> _How to complete this task_
Everything in the data must be repeated exactly, apart from the pictures, which are left out.

> _Given information_
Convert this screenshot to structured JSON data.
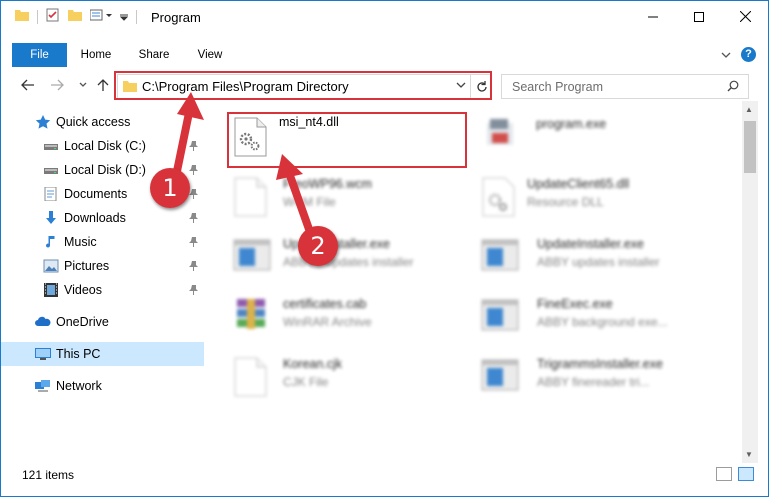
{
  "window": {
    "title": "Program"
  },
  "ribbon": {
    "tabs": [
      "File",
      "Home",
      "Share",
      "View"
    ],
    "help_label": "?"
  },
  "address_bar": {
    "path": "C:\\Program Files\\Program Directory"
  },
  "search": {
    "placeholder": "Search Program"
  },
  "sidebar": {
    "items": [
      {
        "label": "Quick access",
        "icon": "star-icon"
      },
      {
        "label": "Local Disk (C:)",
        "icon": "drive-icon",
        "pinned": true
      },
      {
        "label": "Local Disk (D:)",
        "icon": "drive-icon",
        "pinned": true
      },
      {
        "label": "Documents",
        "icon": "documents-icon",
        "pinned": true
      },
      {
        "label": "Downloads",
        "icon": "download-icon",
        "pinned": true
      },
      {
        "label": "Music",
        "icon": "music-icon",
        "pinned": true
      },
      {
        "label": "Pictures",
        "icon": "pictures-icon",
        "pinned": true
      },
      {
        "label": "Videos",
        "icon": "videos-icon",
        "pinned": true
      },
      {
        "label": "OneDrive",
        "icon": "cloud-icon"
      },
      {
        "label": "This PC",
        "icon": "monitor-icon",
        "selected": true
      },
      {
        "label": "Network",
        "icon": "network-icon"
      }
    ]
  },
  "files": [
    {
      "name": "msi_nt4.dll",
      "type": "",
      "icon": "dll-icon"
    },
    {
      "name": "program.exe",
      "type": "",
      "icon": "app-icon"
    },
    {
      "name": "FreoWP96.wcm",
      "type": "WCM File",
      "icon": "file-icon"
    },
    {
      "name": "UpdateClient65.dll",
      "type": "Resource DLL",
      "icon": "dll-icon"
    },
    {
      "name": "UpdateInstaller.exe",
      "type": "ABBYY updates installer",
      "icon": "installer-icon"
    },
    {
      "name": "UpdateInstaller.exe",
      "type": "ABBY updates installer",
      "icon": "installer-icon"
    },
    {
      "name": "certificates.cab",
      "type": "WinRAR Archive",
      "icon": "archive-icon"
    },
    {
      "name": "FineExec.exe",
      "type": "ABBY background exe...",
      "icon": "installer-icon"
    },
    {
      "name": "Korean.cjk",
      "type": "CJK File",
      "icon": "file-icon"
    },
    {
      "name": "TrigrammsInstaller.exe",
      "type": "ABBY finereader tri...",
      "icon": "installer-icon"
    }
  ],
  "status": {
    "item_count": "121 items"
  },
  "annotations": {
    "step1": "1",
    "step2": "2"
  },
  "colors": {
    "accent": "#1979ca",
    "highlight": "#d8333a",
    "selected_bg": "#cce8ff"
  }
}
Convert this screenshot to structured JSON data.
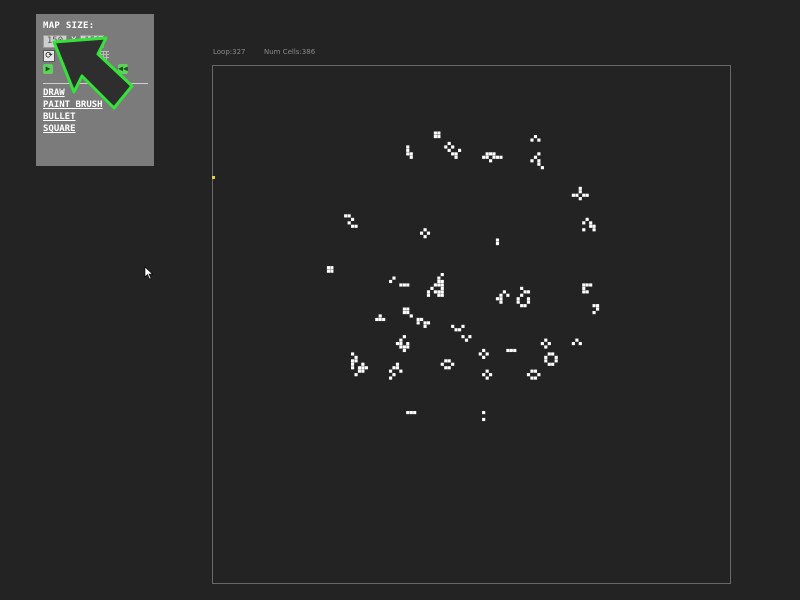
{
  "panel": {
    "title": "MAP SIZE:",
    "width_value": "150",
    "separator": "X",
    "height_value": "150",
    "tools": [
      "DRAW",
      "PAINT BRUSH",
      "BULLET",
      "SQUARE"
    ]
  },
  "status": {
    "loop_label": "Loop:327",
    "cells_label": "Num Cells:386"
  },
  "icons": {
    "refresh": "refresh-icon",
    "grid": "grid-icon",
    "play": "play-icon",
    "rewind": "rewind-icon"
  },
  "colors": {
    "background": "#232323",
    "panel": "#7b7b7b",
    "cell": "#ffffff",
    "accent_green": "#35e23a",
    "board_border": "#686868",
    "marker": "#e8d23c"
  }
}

> _Solution for this exercise_
Convert this screenshot to structured JSON data.
{
  "window": {
    "title": "Program"
  },
  "ribbon": {
    "tabs": [
      "File",
      "Home",
      "Share",
      "View"
    ],
    "help_label": "?"
  },
  "address_bar": {
    "path": "C:\\Program Files\\Program Directory"
  },
  "search": {
    "placeholder": "Search Program"
  },
  "sidebar": {
    "items": [
      {
        "label": "Quick access",
        "icon": "star-icon"
      },
      {
        "label": "Local Disk (C:)",
        "icon": "drive-icon",
        "pinned": true
      },
      {
        "label": "Local Disk (D:)",
        "icon": "drive-icon",
        "pinned": true
      },
      {
        "label": "Documents",
        "icon": "documents-icon",
        "pinned": true
      },
      {
        "label": "Downloads",
        "icon": "download-icon",
        "pinned": true
      },
      {
        "label": "Music",
        "icon": "music-icon",
        "pinned": true
      },
      {
        "label": "Pictures",
        "icon": "pictures-icon",
        "pinned": true
      },
      {
        "label": "Videos",
        "icon": "videos-icon",
        "pinned": true
      },
      {
        "label": "OneDrive",
        "icon": "cloud-icon"
      },
      {
        "label": "This PC",
        "icon": "monitor-icon",
        "selected": true
      },
      {
        "label": "Network",
        "icon": "network-icon"
      }
    ]
  },
  "files": [
    {
      "name": "msi_nt4.dll",
      "type": "",
      "icon": "dll-icon"
    },
    {
      "name": "program.exe",
      "type": "",
      "icon": "app-icon"
    },
    {
      "name": "FreoWP96.wcm",
      "type": "WCM File",
      "icon": "file-icon"
    },
    {
      "name": "UpdateClient65.dll",
      "type": "Resource DLL",
      "icon": "dll-icon"
    },
    {
      "name": "UpdateInstaller.exe",
      "type": "ABBYY updates installer",
      "icon": "installer-icon"
    },
    {
      "name": "UpdateInstaller.exe",
      "type": "ABBY updates installer",
      "icon": "installer-icon"
    },
    {
      "name": "certificates.cab",
      "type": "WinRAR Archive",
      "icon": "archive-icon"
    },
    {
      "name": "FineExec.exe",
      "type": "ABBY background exe...",
      "icon": "installer-icon"
    },
    {
      "name": "Korean.cjk",
      "type": "CJK File",
      "icon": "file-icon"
    },
    {
      "name": "TrigrammsInstaller.exe",
      "type": "ABBY finereader tri...",
      "icon": "installer-icon"
    }
  ],
  "status": {
    "item_count": "121 items"
  },
  "annotations": {
    "step1": "1",
    "step2": "2"
  },
  "colors": {
    "accent": "#1979ca",
    "highlight": "#d8333a",
    "selected_bg": "#cce8ff"
  }
}
Convert this screenshot to structured JSON data.
{
  "panel": {
    "title": "MAP SIZE:",
    "width_value": "150",
    "separator": "X",
    "height_value": "150",
    "tools": [
      "DRAW",
      "PAINT BRUSH",
      "BULLET",
      "SQUARE"
    ]
  },
  "status": {
    "loop_label": "Loop:327",
    "cells_label": "Num Cells:386"
  },
  "icons": {
    "refresh": "refresh-icon",
    "grid": "grid-icon",
    "play": "play-icon",
    "rewind": "rewind-icon"
  },
  "colors": {
    "background": "#232323",
    "panel": "#7b7b7b",
    "cell": "#ffffff",
    "accent_green": "#35e23a",
    "board_border": "#686868",
    "marker": "#e8d23c"
  }
}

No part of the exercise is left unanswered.